Cook it right
- Keep hot foods hot and cold foods cold! Prepare foods quickly, cook them thoroughly and serve soon after cooking. Don’t let foods linger at temperatures where bacteria can multiply [4°C to 60°C].
- Use a digital or instant red meat thermometer to ensure foods are cooked to a safe temperature (see chart below). Leave the thermometer in for at least 30 seconds, then take the temperature from the thickest part of meat, away from any bones.
- Did you know flour is actually a raw ingredient? It’s true. Just as you wash fresh fruit or vegetables or cook meat before consumption, recipes made with flour need to be baked or cooked before eaten, as raw flour can be contaminated with harmful bacteria such as E. coli.
- Beef, pork, veal 71ºC (160ºF)
- Chicken, turkey 80ºC (176ºF)
- Rare 63ºC (145ºF)
- Medium 71ºC (160ºF)
- Well done 77ºC (170ºF)
- Rolled beef roasts or steaks 71ºC (160ºF)
- Pork chops 71ºC (160ºF)
- Roasts 71ºC (160ºF)
- Fresh cured ham 71ºC (160ºF)
- Cooked ham (to reheat) 60ºC (140ºF)
- Chicken, turkey – whole, stuffed 82ºC (180ºF)
- Chicken – whole, unstuffed 82ºC (180ºF)
- Turkey – whole, unstuffed 77ºC (170ºF)
- Chicken, turkey – pieces 77ºC (170ºF)
- Reheated 74ºC (165ºF)
Safely Chill Your Food
- Thaw foods in the refrigerator or in cold water. Use the defrost button on the microwave oven if you plan to cook the food immediately after thawing.
- Refrigerate or freeze prepared food and leftovers within two hours. When you cook ahead of time, divide large portions of hot food into small, shallow containers to ensure safe, rapid cooling. If you don’t think that you will be able to eat the leftovers within a couple of days, freeze them.
- To keep foods safe in the fridge or freezer, make sure your fridge is set at 4°C (40°F) or colder and the freezer at -18°C (0°F).
- Don’t overstuff your fridge. Cold air needs to circulate above and beneath food to keep it properly chilled.
- In hot weather (32°C or 90°F) don’t leave foods sitting out for more than one hour. For temperatures that aren’t quite as hot, don’t keep foods out for longer than two hours. If you are unsure, throw it out.
- Pack foods in a well-insulated cooler with plenty of ice or frozen gel packs. Pack foods first that you think you will use last. Take two coolers – one for cold drinks and another for perishable foods so that warm air won’t get into the perishables every time someone reaches for a drink.

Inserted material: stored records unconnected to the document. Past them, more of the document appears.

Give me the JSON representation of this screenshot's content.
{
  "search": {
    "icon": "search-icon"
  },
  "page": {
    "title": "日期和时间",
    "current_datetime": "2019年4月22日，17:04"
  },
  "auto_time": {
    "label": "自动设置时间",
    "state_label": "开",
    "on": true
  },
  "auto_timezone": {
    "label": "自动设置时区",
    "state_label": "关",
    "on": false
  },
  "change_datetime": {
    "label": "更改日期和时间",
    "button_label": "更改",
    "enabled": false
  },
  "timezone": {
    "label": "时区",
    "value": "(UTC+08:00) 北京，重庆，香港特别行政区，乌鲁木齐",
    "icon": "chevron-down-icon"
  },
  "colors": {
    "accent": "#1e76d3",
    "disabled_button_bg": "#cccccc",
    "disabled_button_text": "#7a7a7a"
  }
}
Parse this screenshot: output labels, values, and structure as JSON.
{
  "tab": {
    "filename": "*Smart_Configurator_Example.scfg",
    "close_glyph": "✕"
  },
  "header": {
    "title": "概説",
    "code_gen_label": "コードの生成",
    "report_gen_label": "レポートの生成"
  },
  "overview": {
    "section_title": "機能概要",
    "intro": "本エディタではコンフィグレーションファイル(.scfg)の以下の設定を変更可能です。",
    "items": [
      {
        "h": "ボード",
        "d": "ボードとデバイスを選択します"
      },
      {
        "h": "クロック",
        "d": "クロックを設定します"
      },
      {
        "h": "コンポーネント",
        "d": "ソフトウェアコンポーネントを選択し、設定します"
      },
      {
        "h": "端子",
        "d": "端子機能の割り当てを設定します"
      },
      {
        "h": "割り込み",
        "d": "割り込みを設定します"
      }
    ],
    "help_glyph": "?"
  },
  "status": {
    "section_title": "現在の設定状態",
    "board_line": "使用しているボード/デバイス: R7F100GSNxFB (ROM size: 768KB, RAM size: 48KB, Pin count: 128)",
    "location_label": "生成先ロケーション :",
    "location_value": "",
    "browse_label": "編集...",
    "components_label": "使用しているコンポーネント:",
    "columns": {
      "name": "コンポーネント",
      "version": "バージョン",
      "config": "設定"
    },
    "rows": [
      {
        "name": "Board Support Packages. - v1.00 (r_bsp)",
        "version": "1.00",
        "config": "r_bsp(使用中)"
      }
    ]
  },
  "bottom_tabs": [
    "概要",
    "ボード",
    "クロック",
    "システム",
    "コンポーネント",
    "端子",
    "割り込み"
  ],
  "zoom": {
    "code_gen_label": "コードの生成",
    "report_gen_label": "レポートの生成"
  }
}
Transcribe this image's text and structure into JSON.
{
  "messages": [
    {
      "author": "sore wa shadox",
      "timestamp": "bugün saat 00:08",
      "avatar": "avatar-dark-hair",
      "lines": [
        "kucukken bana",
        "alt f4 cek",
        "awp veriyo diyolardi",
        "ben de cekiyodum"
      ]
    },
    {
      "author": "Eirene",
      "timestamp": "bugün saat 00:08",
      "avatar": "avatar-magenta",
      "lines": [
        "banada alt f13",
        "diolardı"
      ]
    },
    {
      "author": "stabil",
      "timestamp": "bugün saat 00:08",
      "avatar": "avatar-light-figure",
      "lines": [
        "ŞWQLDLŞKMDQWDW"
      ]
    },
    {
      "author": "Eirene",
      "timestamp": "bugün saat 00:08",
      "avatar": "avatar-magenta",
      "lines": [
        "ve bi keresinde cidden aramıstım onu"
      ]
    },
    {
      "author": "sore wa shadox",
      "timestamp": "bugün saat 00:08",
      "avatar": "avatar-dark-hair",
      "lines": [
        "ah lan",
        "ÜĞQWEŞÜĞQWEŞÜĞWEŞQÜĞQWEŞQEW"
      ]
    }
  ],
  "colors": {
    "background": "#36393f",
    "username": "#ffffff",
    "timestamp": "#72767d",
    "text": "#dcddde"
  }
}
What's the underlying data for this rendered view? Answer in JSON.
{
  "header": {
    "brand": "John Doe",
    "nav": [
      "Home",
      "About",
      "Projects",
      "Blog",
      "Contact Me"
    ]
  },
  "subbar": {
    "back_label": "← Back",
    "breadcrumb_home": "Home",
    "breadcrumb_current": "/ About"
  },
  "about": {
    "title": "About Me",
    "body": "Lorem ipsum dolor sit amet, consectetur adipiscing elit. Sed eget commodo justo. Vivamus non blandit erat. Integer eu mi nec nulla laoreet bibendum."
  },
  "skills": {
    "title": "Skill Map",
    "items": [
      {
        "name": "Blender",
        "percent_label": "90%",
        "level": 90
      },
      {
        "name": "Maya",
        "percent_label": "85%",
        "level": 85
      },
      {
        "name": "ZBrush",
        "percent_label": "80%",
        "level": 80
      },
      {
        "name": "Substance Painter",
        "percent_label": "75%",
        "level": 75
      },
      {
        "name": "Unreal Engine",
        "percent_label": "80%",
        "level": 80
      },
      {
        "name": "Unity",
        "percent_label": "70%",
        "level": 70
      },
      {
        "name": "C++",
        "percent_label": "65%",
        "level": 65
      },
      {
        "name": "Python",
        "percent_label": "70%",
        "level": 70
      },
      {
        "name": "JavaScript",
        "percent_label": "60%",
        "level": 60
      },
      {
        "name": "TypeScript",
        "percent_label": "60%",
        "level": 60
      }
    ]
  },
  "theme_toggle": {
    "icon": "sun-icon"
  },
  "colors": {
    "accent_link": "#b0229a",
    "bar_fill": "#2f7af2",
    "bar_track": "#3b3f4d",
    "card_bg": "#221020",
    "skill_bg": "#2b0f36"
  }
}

- Transport the cooler in the back seat of an air-conditioned car, not the hot trunk.
At the picnic or campsite, place the cooler under the shade of a tree of keep it under a blanket or tarp- make sure it’s out of the sun.
- Bring hand soap and water to wash your hands before preparing foods and eating. If soap and water aren’t available, pack disposable wipes or hand sanitizer.
- Drink bottled water or tap water from a safe source. Try not to drink water from lakes or streams even if the water looks clean. If necessary, buy water purification tablets or water filters at stores that sell camping gear and outdoor sporting goods to purify lake or stream water prior to drinking it.
Adapted from my original post on YMC